For years, company directors were shielded under the blanket of limited liability for a company’s debts. While in principle, directors are protected by this blanket, in practice however company directors usually fall into a handful of liability traps.
It is quite rare for a company to enter into an agreement or debt without a personal guarantee from the company directors. Unfortunately, by personally guaranteeing a debt, company directors expose themselves to now being directly liable for the company’s debts.
Other traps for directors include insolvent trading, director’s duties, director penalty notices (DPNs), director loan accounts, indemnity provisions to the Australian Taxation Office (ATO) and the inability to distinguish between the company’s and director’s finances.
Insolvent trading and director’s duties
Under s588G of the Corporations Act (Act) directors have a positive duty to prevent the company trading while insolvent. If the duty is breached, directors can be pursued and are personally liable for the value of the debts incurred (ss588J and 588M). In the event the debts are incurred dishonestly, criminal liability will also arise.
Furthermore, under the Act and in common law, directors in Australia owe the company a number of core duties. Directors are required to act:
- with reasonable care, skill and diligence (s180);
- in good faith in the best interests of the company (s181);
- for a proper purpose (s181);
- without any conflict of duty or interest that results in a personal advantage or detriment to the company (s182); and
- without improperly using the company’s information to gain a personal advantage or cause detriment to the company (s183).
Breach of these duties may result in a number of disciplinary and or recovery actions brought against the director.
Since June 1993, the ATO has had the power to issue DPNs to company directors. What these notices mean is that if you are a director or a former director of a company which does not meet its pay as you go (PAYG) withholding, goods and services tax (GST) or super guarantee charge (SGC) obligations, the ATO may recover these amounts from you personally as a director of the company.
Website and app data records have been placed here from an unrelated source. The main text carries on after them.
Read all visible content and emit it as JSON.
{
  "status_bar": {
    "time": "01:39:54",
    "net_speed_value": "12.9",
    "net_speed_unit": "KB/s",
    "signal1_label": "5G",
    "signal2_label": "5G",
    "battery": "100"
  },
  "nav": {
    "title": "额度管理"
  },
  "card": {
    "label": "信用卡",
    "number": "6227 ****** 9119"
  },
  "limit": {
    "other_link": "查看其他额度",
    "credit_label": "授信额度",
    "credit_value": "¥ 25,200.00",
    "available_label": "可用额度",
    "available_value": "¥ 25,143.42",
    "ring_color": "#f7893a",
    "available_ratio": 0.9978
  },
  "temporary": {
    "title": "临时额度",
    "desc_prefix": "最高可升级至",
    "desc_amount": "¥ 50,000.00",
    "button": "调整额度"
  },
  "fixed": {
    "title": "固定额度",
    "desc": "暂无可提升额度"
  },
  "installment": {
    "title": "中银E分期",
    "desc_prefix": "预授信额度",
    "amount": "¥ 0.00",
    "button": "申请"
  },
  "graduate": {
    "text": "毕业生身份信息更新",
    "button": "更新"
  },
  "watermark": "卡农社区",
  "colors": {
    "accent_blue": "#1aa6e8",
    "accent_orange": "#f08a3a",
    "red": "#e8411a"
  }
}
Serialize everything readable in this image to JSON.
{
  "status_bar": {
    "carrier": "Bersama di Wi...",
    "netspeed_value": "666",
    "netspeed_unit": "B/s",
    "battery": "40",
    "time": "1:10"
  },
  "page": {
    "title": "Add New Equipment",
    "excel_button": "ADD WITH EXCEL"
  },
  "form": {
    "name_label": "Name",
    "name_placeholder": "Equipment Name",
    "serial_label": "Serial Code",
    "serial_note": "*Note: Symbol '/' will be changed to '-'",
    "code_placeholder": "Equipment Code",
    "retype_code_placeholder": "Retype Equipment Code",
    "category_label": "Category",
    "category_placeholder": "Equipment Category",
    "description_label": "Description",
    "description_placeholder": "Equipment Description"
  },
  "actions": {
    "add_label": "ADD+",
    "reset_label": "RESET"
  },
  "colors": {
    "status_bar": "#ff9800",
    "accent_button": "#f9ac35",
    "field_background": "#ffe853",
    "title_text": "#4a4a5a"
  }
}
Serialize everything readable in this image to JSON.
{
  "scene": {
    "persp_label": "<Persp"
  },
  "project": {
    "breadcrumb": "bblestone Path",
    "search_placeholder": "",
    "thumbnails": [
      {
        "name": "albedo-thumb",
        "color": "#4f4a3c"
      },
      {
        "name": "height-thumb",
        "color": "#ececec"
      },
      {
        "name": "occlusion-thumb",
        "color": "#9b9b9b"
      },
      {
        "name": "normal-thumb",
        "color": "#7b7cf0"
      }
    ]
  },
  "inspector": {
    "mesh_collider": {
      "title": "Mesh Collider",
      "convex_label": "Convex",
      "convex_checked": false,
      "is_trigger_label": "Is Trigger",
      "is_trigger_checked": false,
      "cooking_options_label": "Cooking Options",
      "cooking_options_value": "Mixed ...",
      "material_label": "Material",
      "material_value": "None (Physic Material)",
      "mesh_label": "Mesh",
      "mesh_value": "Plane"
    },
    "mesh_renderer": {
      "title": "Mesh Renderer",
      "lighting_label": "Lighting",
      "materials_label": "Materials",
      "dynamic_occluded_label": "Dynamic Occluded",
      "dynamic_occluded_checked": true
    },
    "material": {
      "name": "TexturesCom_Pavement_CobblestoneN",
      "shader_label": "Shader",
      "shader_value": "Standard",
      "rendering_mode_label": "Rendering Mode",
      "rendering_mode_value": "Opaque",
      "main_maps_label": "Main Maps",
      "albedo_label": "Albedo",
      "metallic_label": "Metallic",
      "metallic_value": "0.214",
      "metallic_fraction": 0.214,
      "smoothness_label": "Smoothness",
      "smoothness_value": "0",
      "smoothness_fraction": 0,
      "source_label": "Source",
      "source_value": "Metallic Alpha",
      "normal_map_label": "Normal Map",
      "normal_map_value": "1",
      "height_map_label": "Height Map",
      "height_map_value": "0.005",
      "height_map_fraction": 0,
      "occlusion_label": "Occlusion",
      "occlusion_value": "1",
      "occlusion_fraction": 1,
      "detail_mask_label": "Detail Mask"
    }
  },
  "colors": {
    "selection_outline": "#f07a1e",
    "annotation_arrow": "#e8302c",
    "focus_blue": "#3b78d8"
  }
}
Personal liability remains even where the company is placed into administration or liquidation.
Where a director has taken drawings from a company’s accounts, but which have not been deducted as PAYG withholding tax, the amounts drawn are recorded as a loan given to the director by the company. Director loans must be paid back, and if it is not and the company becomes insolvent, the loan is recoverable by a liquidator.
Indemnity provisions to the ATO
This is a little-known indemnity provision, but it is an automatic indemnity given by a company director to the ATO. Under s 588FGA of the Act, if a liquidator is successful in recovering an amount from the ATO due to unfair preference payments, each person who was a director of the company is liable to indemnify the ATO in respect of any loss or damage resulting from the order.
Take home message
There are many duties and liabilities imposed on company directors. The above briefly discussed a few instances where the blanket of limited liability can be removed. While the impact of COVID-19 on businesses and the ability of companies to remain solvent is greatly significant, company directors still need to adopt a thorough and careful approach to risk management, compliance, and business judgement.